After my review of Wolfgang Amadeus Mozart’s “Drawing Room” Sonata K. 545 in C, Allegro, I discovered by comparison that the opening movement of K. 332 in F Major, had a more complex mosaic. In the short space of its nearly three page exposition, K. 332’s multiple themes weave through markedly contrasting sections. *A Sturm und Drang, or “storm and stress” impassioned set of “minor mode” measures, for instance intersperses more lighthearted “Major” phrases. Perhaps Mozart’s shifts of mood/emotion and dynamics early on in the Exposition, foreshadowed what the composer later expressed with rich development and poignance in his last Symphonies 39, 40 and 41.

*Music History – Sturm und Drang Movement

“During this period, a new literary and artistic movement called “Sturm und Drang” (meaning storm and stress) had an impact on music. It soon became fashionable to write music that was slightly turbulent and hinted at emotional depths which reflected the political upheaval and cultural transformation which was occurring at this period in time. The name came from a 1777 play by Klinger and music which represented this style included Gluck’s opera “Orfeo ed Euridice” and some of Mozart’s operas.” (I would add Mozart Symphonies and Sonatas where applied)

More About Sonata in F, K. 332 (WIKI)

“The Piano Sonata No. 12 in F major by Wolfgang Amadeus Mozart, K. 332/300k, was written at the same time as the Piano Sonata, K. 330 and Piano Sonata, K. 331 (Alla turca), Mozart numbering them as a set from one to three. They were once believed to have been written in the late 1770s in Paris, but it is now thought more likely that they date from 1783, by which time Mozart had moved to Vienna.[1] Some believe, however that Mozart wrote this and the other sonatas during a summer 1783 visit to Salzburg made for the purpose of introducing his wife, Constanze to his father, Leopold.
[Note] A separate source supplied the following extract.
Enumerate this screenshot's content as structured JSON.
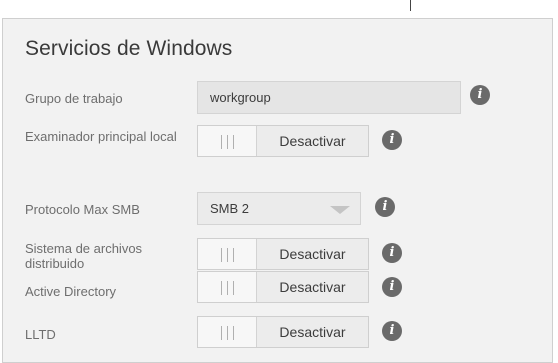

All three sonatas were published in Vienna in 1784.”


As a relative newbie to K. 332, I conjecture that my early, baby-step learning process might assist others in their respective musical journeys, so I’ve attached a short tutorial.

Mozart Sonata in F K. 332 revised

Mozart Sonata in F K. 332 p. 2

Mozart Sonata in F K. 332 p. 3